Calling for decorum during public and assembly member comment, the ordinance requires the presiding officer to immediately stop the speaker if they engage in personal attacks or impugn the motives of an assembly member.
Former Borough Mayor Jerome Selby chaired hundreds, if not thousands, of meetings over the years, and is very familiar with Roberts Rules of Order and its limitations in practice.
“You can put anything you want to in an ordinance, but realistically in the middle of a meeting there are some folks who are simply not going to abide by the rules. And you got to understand that. So you need to use the Roberts Rules of order and whatever other tools you have available to keep folks on target. They’re supposed to be commenting on the policy – which there’s nothing about policy that has to do with individuals. But some folks can’t get that through their head and some folks think that the way they will affect policy is to attack somebody. Which of course they defeat their purpose when they do that. But they never understand that.”
Having wielded the chair’s gavel to stop abusive or otherwise off-topic speakers on occasions, Selby said he understands what the assembly was trying to do with the decorum ordinance.
“I probably would have signed it if they passed it. Simply because I don’t see anything in there that impinges on somebody being able to get up and testify and say anything they want to say about a policy.

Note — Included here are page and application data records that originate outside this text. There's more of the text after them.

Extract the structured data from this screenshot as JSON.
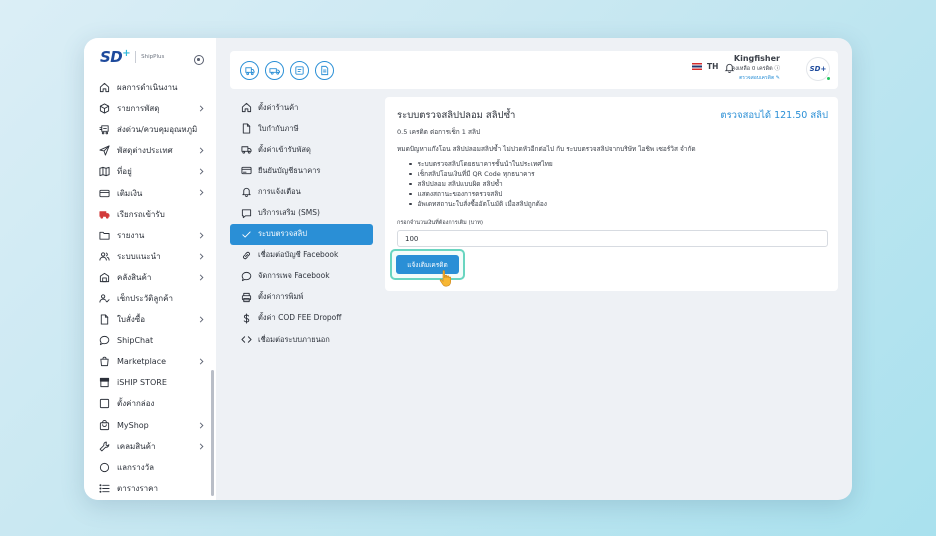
{
  "logo": {
    "brand": "SD",
    "plus": "+",
    "product": "ShipPlus"
  },
  "sidebar": {
    "items": [
      {
        "label": "ผลการดำเนินงาน",
        "icon": "home-icon",
        "chevron": false
      },
      {
        "label": "รายการพัสดุ",
        "icon": "box-icon",
        "chevron": true
      },
      {
        "label": "ส่งด่วน/ควบคุมอุณหภูมิ",
        "icon": "fast-delivery-icon",
        "chevron": false
      },
      {
        "label": "พัสดุต่างประเทศ",
        "icon": "send-icon",
        "chevron": true
      },
      {
        "label": "ที่อยู่",
        "icon": "map-icon",
        "chevron": true
      },
      {
        "label": "เติมเงิน",
        "icon": "wallet-icon",
        "chevron": true
      },
      {
        "label": "เรียกรถเข้ารับ",
        "icon": "truck-icon",
        "chevron": false
      },
      {
        "label": "รายงาน",
        "icon": "folder-icon",
        "chevron": true
      },
      {
        "label": "ระบบแนะนำ",
        "icon": "users-icon",
        "chevron": true
      },
      {
        "label": "คลังสินค้า",
        "icon": "warehouse-icon",
        "chevron": true
      },
      {
        "label": "เช็กประวัติลูกค้า",
        "icon": "user-check-icon",
        "chevron": false
      },
      {
        "label": "ใบสั่งซื้อ",
        "icon": "document-icon",
        "chevron": true
      },
      {
        "label": "ShipChat",
        "icon": "chat-icon",
        "chevron": false
      },
      {
        "label": "Marketplace",
        "icon": "store-bag-icon",
        "chevron": true
      },
      {
        "label": "iSHIP STORE",
        "icon": "shop-icon",
        "chevron": false
      },
      {
        "label": "ตั้งค่ากล่อง",
        "icon": "square-box-icon",
        "chevron": false
      },
      {
        "label": "MyShop",
        "icon": "shopping-bag-icon",
        "chevron": true
      },
      {
        "label": "เคลมสินค้า",
        "icon": "wrench-icon",
        "chevron": true
      },
      {
        "label": "แลกรางวัล",
        "icon": "circle-icon",
        "chevron": false
      },
      {
        "label": "ตารางราคา",
        "icon": "list-icon",
        "chevron": false
      }
    ]
  },
  "topbar": {
    "language": "TH",
    "user_name": "Kingfisher",
    "credit_text": "คงเหลือ 0 เครดิต",
    "credit_link": "ตรวจสอบเครดิต",
    "avatar_text": "SD+"
  },
  "settings_menu": {
    "items": [
      {
        "label": "ตั้งค่าร้านค้า",
        "icon": "home-icon",
        "active": false
      },
      {
        "label": "ใบกำกับภาษี",
        "icon": "document-icon",
        "active": false
      },
      {
        "label": "ตั้งค่าเข้ารับพัสดุ",
        "icon": "truck-icon",
        "active": false
      },
      {
        "label": "ยืนยันบัญชีธนาคาร",
        "icon": "bank-card-icon",
        "active": false
      },
      {
        "label": "การแจ้งเตือน",
        "icon": "bell-icon",
        "active": false
      },
      {
        "label": "บริการเสริม (SMS)",
        "icon": "message-icon",
        "active": false
      },
      {
        "label": "ระบบตรวจสลิป",
        "icon": "check-icon",
        "active": true
      },
      {
        "label": "เชื่อมต่อบัญชี Facebook",
        "icon": "link-icon",
        "active": false
      },
      {
        "label": "จัดการเพจ Facebook",
        "icon": "chat-icon",
        "active": false
      },
      {
        "label": "ตั้งค่าการพิมพ์",
        "icon": "printer-icon",
        "active": false
      },
      {
        "label": "ตั้งค่า COD FEE Dropoff",
        "icon": "dollar-icon",
        "active": false
      },
      {
        "label": "เชื่อมต่อระบบภายนอก",
        "icon": "code-icon",
        "active": false
      }
    ]
  },
  "card": {
    "title": "ระบบตรวจสลิปปลอม สลิปซ้ำ",
    "balance": "ตรวจสอบได้ 121.50 สลิป",
    "subtitle": "0.5 เครดิต ต่อการเช็ก 1 สลิป",
    "description": "หมดปัญหาแก๊งโอน สลิปปลอมสลิปซ้ำ ไม่ปวดหัวอีกต่อไป กับ ระบบตรวจสลิปจากบริษัท ไอชิพ เซอร์วิส จำกัด",
    "features": [
      "ระบบตรวจสลิปโดยธนาคารชั้นนำในประเทศไทย",
      "เช็กสลิปโอนเงินที่มี QR Code ทุกธนาคาร",
      "สลิปปลอม สลิปแบบผิด สลิปซ้ำ",
      "แสดงสถานะของการตรวจสลิป",
      "อัพเดทสถานะใบสั่งซื้ออัตโนมัติ เมื่อสลิปถูกต้อง"
    ],
    "amount_label": "กรอกจำนวนเงินที่ต้องการเติม (บาท)",
    "amount_value": "100",
    "topup_button": "แจ้งเติมเครดิต"
  },
  "colors": {
    "primary": "#2a8fd6",
    "highlight": "#69d5c0",
    "text": "#2c313a"
  }
}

I mean you can say ‘this policy stinks and here’s why it isn’t going to work for the community.’ But you shouldn’t come up there and say, ‘Well, Joe Brown came up with this stupid idea and he’s a so-and-so.’ That doesn’t help the policy debate at all.”
One of the issues about the ordinance that has taken some criticism is its seemingly iron-clad requirement that the meeting chair take action to stop anyone they deem to be violating the decorum of the meeting. Selby thought it could be a little more flexible.
“This is where an assembly is trying to do the right thing, but they have to exercise some restraint as well so there’s some flexibility stays in there for dealing with different types of situations. That’s the problem with these policies, is when you’re working on them you’re trying to think of all the possible scenarios where it would apply. And the problem is you never think of them all. There’s always something that shows up later that you didn’t think of.”
Thursday night’s meeting will be broadcast live on KMXT starting at 7:30. And while the decorum ordinance is not on the agenda, there are always two opportunities for citizens to speak up on whatever topic they choose.